(Records contained in a dataset)

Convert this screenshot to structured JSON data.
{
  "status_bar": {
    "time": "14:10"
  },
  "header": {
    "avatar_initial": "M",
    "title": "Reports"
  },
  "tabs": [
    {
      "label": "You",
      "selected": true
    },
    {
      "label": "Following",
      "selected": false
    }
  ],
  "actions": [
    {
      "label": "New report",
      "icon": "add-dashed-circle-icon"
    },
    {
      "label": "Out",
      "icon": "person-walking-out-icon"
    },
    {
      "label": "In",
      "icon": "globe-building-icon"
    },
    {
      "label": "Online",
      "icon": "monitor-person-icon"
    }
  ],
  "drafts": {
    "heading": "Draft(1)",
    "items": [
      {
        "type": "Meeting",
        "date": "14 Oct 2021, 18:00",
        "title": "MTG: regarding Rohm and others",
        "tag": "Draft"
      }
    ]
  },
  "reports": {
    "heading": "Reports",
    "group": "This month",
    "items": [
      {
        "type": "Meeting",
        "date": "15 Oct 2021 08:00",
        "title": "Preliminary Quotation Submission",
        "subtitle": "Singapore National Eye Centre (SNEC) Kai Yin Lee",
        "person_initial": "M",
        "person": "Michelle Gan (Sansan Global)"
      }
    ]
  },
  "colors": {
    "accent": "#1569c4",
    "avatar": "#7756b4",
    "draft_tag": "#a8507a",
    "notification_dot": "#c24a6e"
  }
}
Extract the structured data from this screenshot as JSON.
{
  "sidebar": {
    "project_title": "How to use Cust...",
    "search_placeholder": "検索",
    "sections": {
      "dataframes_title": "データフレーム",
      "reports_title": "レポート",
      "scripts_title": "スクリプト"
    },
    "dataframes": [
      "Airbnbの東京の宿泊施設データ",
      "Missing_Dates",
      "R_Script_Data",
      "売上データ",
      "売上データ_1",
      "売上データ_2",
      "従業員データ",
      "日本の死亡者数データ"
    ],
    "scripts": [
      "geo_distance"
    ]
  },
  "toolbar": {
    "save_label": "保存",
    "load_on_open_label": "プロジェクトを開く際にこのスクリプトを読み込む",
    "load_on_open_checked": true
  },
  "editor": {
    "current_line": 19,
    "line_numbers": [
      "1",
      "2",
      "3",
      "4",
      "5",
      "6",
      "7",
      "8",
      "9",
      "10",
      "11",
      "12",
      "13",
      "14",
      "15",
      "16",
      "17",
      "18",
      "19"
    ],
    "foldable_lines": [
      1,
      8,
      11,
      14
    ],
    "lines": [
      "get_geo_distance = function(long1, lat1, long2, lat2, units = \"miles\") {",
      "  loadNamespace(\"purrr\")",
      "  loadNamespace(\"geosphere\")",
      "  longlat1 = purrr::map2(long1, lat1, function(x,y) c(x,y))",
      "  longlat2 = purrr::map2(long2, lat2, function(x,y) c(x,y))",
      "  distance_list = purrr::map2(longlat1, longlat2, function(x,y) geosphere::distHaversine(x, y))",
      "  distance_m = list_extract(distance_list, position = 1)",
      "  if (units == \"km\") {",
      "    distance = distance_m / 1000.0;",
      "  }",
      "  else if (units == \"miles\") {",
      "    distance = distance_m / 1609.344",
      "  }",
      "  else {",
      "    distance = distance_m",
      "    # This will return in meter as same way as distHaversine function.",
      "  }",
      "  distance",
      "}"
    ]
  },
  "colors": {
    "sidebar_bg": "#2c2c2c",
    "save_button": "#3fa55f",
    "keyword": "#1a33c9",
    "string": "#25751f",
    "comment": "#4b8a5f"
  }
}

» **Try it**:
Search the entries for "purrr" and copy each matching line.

» **Problem solution**:
      "  loadNamespace(\"purrr\")",
      "  longlat1 = purrr::map2(long1, lat1, function(x,y) c(x,y))",
      "  longlat2 = purrr::map2(long2, lat2, function(x,y) c(x,y))",
      "  distance_list = purrr::map2(longlat1, longlat2, function(x,y) geosphere::distHaversine(x, y))",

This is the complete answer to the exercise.